OBJECTIVE To compare the incidence of intra-abdominal complications in dogs following resection and functional end-to-end stapled anastomosis (FEESA) versus anastomosis with an end-to-end sutured technique for treatment of enteric lesions.

DESIGN Multicenter, retrospective descriptive cohort study.

ANIMALS 180 dogs.

PROCEDURES Medical records of dogs undergoing intestinal resection and anastomosis at 3 nonaffiliated private practice specialty centers were retrospectively reviewed. Preoperative clinical variables, indication for surgery, surgical technique (sutured end-to-end anastomosis vs FEESA), and evidence of postoperative anastomosis site leakage (dehiscence) were recorded.
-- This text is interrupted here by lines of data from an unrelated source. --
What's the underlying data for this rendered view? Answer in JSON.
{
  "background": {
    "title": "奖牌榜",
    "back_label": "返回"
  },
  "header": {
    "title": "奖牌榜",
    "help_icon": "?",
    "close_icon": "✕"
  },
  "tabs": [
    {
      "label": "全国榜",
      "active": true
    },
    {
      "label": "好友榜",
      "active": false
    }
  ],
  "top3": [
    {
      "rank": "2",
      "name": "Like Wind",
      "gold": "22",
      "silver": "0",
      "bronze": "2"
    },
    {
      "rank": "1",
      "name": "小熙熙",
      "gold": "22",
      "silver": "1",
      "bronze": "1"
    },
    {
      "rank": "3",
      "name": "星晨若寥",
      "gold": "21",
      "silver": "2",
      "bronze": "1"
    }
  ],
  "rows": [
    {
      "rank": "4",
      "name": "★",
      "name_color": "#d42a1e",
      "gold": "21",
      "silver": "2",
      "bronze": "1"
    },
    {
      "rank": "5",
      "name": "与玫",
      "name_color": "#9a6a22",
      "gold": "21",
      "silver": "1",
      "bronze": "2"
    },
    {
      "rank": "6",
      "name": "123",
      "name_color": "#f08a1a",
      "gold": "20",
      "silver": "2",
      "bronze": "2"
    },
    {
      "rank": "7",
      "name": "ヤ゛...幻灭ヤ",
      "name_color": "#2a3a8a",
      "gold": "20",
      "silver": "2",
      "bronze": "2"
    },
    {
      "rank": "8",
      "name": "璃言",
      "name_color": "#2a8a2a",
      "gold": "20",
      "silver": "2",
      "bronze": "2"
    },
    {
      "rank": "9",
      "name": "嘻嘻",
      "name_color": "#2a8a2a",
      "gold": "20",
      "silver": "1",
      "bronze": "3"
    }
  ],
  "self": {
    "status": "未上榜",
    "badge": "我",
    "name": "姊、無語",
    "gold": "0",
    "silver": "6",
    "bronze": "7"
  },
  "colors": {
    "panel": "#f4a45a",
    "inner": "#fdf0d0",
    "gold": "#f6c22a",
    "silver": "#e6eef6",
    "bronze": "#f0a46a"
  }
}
Variables of interest were analyzed for associations with dehiscence.

RESULTS Dehiscence rates of sutured and stapled anastomoses were 12 of 93 (13%) and 4 of 87 (5%), respectively; odds of postoperative dehiscence were significantly lower for dogs with FEESAs than for dogs with sutured anastomoses (OR, 0.28; 95% confidence interval, 0.09 to 0.94). Among dogs that underwent surgery for treatment of intestinal dehiscence after surgery at another facility, subsequent dehiscence developed in 3 of 5 with sutured anastomoses and 0 of 11 with stapled anastomoses. Dehiscence rates varied significantly among clinics. No other variable was associated with risk of dehiscence. Eleven of 16 dogs with dehiscence were euthanized without additional surgery. Impaction at the anastomosis site was identified months or years after surgery in 3 dogs (4 anastomosis sites) that had FEESAs.

CONCLUSIONS AND CLINICAL RELEVANCE Odds for dehiscence were significantly greater for sutured end-to-end anastomoses than FEESAs, and dogs undergoing surgery for previous dehiscence were significantly more likely to experience a subsequent dehiscence with a sutured anastomosis. However, variability of procedure types and dehiscence rates among clinics suggested further research is needed to confirm these findings. Obstruction at the anastomosis site was identified as a potential long-term complication of FEESA.

Restricted access
in Journal of the American Veterinary Medical Association